TASK DIRECTIONS: Repeat each record below exactly, omitting whatever pictures appear in it.
***** SUPPLIED RECORDS *****
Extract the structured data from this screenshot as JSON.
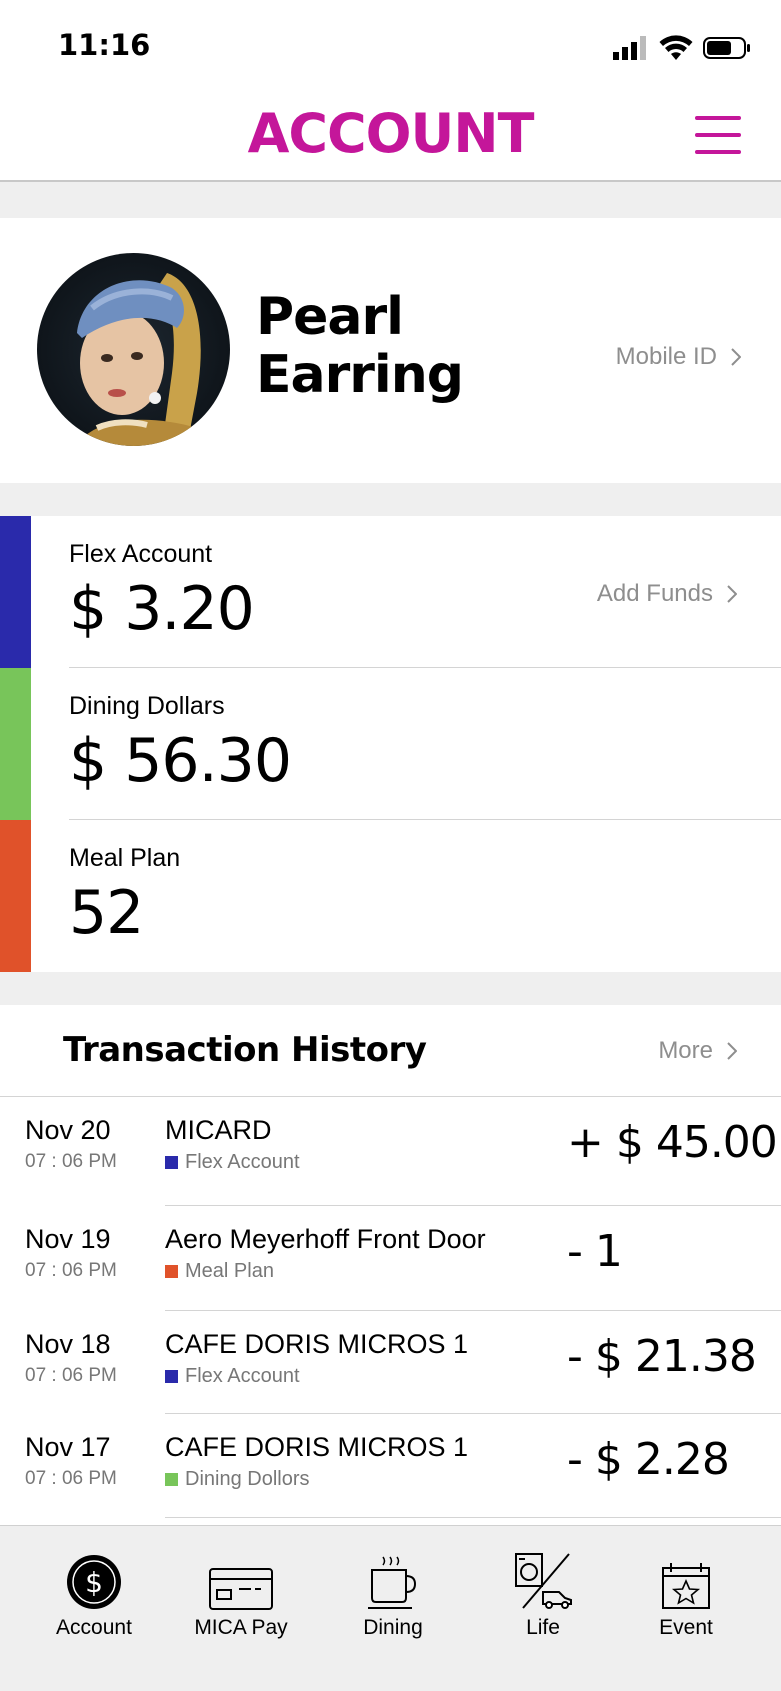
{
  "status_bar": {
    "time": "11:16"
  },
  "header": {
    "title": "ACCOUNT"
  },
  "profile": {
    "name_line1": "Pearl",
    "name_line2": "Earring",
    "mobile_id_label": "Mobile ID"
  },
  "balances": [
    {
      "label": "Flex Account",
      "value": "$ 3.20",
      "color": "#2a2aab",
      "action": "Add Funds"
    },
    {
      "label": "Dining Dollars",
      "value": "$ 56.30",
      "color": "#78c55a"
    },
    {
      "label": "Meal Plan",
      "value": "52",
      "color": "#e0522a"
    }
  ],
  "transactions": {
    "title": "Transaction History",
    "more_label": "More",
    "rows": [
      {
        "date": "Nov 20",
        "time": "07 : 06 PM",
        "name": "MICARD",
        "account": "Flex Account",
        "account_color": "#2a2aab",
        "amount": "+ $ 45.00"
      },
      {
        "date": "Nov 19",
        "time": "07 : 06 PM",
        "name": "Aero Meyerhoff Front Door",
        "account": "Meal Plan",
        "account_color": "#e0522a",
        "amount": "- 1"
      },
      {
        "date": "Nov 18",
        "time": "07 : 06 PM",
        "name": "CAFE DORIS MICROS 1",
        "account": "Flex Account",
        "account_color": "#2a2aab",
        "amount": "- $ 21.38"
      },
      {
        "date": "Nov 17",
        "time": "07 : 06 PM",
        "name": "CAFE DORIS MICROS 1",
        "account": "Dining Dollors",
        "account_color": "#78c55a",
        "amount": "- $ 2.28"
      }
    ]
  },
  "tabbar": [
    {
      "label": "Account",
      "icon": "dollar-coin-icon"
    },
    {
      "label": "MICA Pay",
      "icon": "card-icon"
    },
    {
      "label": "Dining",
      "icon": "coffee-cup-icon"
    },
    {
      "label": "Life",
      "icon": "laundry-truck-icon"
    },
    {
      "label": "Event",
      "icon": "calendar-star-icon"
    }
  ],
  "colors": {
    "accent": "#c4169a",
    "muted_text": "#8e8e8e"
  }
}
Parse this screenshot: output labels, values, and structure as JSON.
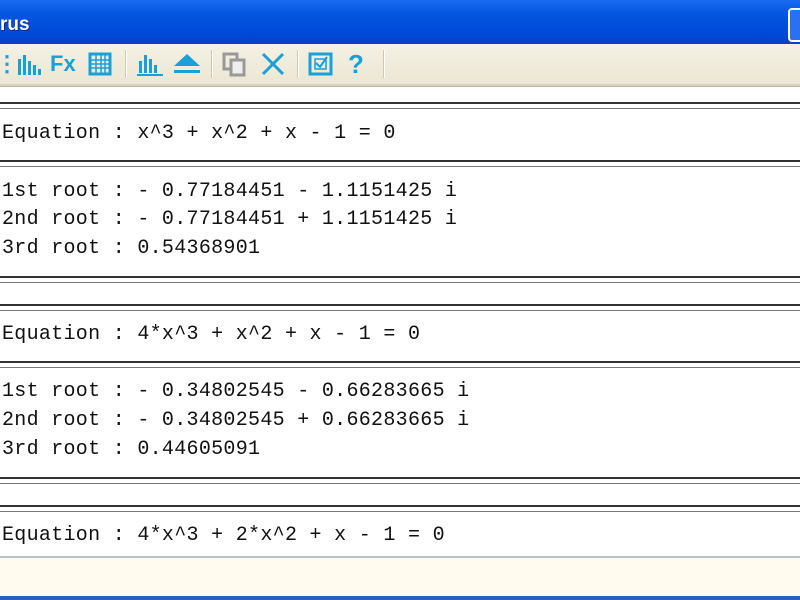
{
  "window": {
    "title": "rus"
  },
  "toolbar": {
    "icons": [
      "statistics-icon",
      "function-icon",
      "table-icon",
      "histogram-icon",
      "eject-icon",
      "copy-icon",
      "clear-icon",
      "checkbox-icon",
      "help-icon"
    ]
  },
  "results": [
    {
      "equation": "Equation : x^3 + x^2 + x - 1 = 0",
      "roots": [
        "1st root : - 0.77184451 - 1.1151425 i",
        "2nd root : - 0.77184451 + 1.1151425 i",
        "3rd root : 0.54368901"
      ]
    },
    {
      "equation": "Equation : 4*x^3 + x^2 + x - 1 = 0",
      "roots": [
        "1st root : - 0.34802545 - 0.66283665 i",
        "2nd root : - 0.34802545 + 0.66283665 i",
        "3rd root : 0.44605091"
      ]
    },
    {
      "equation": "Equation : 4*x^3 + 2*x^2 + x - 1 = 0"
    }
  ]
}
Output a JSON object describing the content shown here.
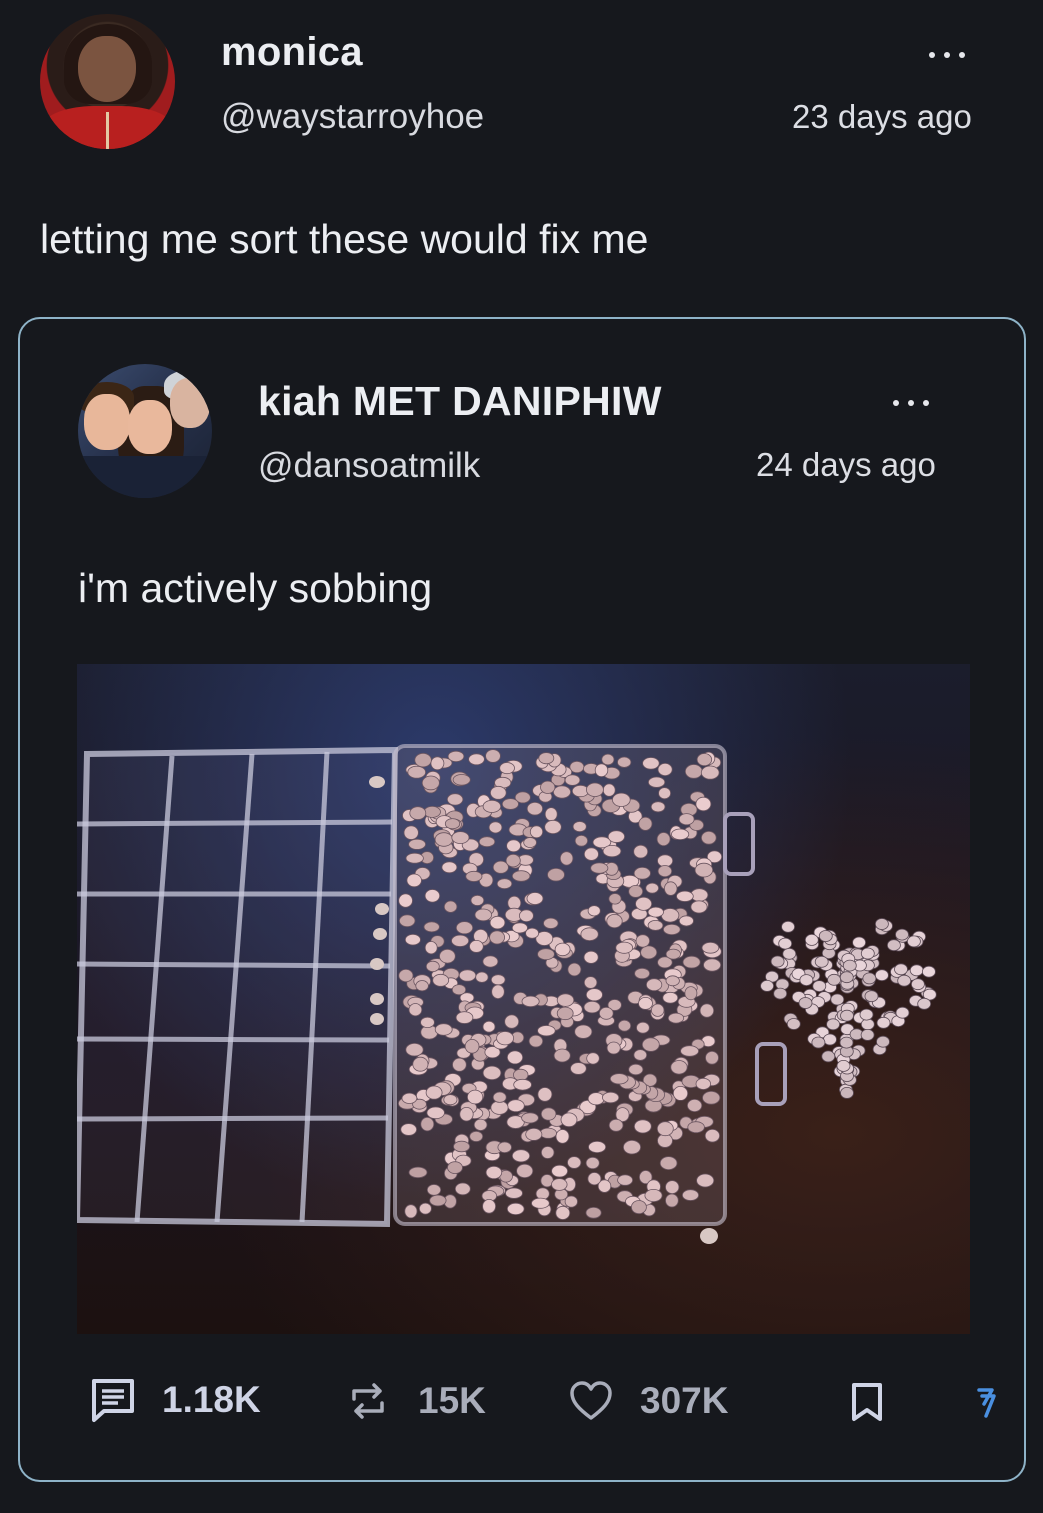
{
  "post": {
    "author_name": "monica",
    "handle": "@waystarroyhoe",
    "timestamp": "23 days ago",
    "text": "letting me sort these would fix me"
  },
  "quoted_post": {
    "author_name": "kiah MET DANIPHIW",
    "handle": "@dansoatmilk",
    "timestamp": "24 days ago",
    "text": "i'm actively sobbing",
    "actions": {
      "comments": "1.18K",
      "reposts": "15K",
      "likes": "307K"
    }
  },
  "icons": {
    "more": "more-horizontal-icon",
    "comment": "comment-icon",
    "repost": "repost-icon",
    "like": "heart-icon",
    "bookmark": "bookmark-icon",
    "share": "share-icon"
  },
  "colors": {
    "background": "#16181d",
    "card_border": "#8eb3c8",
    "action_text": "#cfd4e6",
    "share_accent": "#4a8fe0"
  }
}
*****
SOLUTION TO THIS TASK:
Extract the structured data from this screenshot as JSON.
{
  "status_bar": {
    "time": "11:16"
  },
  "header": {
    "title": "ACCOUNT"
  },
  "profile": {
    "name_line1": "Pearl",
    "name_line2": "Earring",
    "mobile_id_label": "Mobile ID"
  },
  "balances": [
    {
      "label": "Flex Account",
      "value": "$ 3.20",
      "color": "#2a2aab",
      "action": "Add Funds"
    },
    {
      "label": "Dining Dollars",
      "value": "$ 56.30",
      "color": "#78c55a"
    },
    {
      "label": "Meal Plan",
      "value": "52",
      "color": "#e0522a"
    }
  ],
  "transactions": {
    "title": "Transaction History",
    "more_label": "More",
    "rows": [
      {
        "date": "Nov 20",
        "time": "07 : 06 PM",
        "name": "MICARD",
        "account": "Flex Account",
        "account_color": "#2a2aab",
        "amount": "+ $ 45.00"
      },
      {
        "date": "Nov 19",
        "time": "07 : 06 PM",
        "name": "Aero Meyerhoff Front Door",
        "account": "Meal Plan",
        "account_color": "#e0522a",
        "amount": "- 1"
      },
      {
        "date": "Nov 18",
        "time": "07 : 06 PM",
        "name": "CAFE DORIS MICROS 1",
        "account": "Flex Account",
        "account_color": "#2a2aab",
        "amount": "- $ 21.38"
      },
      {
        "date": "Nov 17",
        "time": "07 : 06 PM",
        "name": "CAFE DORIS MICROS 1",
        "account": "Dining Dollors",
        "account_color": "#78c55a",
        "amount": "- $ 2.28"
      }
    ]
  },
  "tabbar": [
    {
      "label": "Account",
      "icon": "dollar-coin-icon"
    },
    {
      "label": "MICA Pay",
      "icon": "card-icon"
    },
    {
      "label": "Dining",
      "icon": "coffee-cup-icon"
    },
    {
      "label": "Life",
      "icon": "laundry-truck-icon"
    },
    {
      "label": "Event",
      "icon": "calendar-star-icon"
    }
  ],
  "colors": {
    "accent": "#c4169a",
    "muted_text": "#8e8e8e"
  }
}
Parse this screenshot: output labels, values, and structure as JSON.
{
  "window": {
    "title": "rus"
  },
  "toolbar": {
    "icons": [
      "statistics-icon",
      "function-icon",
      "table-icon",
      "histogram-icon",
      "eject-icon",
      "copy-icon",
      "clear-icon",
      "checkbox-icon",
      "help-icon"
    ]
  },
  "results": [
    {
      "equation": "Equation : x^3 + x^2 + x - 1 = 0",
      "roots": [
        "1st root : - 0.77184451 - 1.1151425 i",
        "2nd root : - 0.77184451 + 1.1151425 i",
        "3rd root : 0.54368901"
      ]
    },
    {
      "equation": "Equation : 4*x^3 + x^2 + x - 1 = 0",
      "roots": [
        "1st root : - 0.34802545 - 0.66283665 i",
        "2nd root : - 0.34802545 + 0.66283665 i",
        "3rd root : 0.44605091"
      ]
    },
    {
      "equation": "Equation : 4*x^3 + 2*x^2 + x - 1 = 0"
    }
  ]
}
Output a JSON object describing the content shown here.
{
  "post": {
    "author_name": "monica",
    "handle": "@waystarroyhoe",
    "timestamp": "23 days ago",
    "text": "letting me sort these would fix me"
  },
  "quoted_post": {
    "author_name": "kiah MET DANIPHIW",
    "handle": "@dansoatmilk",
    "timestamp": "24 days ago",
    "text": "i'm actively sobbing",
    "actions": {
      "comments": "1.18K",
      "reposts": "15K",
      "likes": "307K"
    }
  },
  "icons": {
    "more": "more-horizontal-icon",
    "comment": "comment-icon",
    "repost": "repost-icon",
    "like": "heart-icon",
    "bookmark": "bookmark-icon",
    "share": "share-icon"
  },
  "colors": {
    "background": "#16181d",
    "card_border": "#8eb3c8",
    "action_text": "#cfd4e6",
    "share_accent": "#4a8fe0"
  }
}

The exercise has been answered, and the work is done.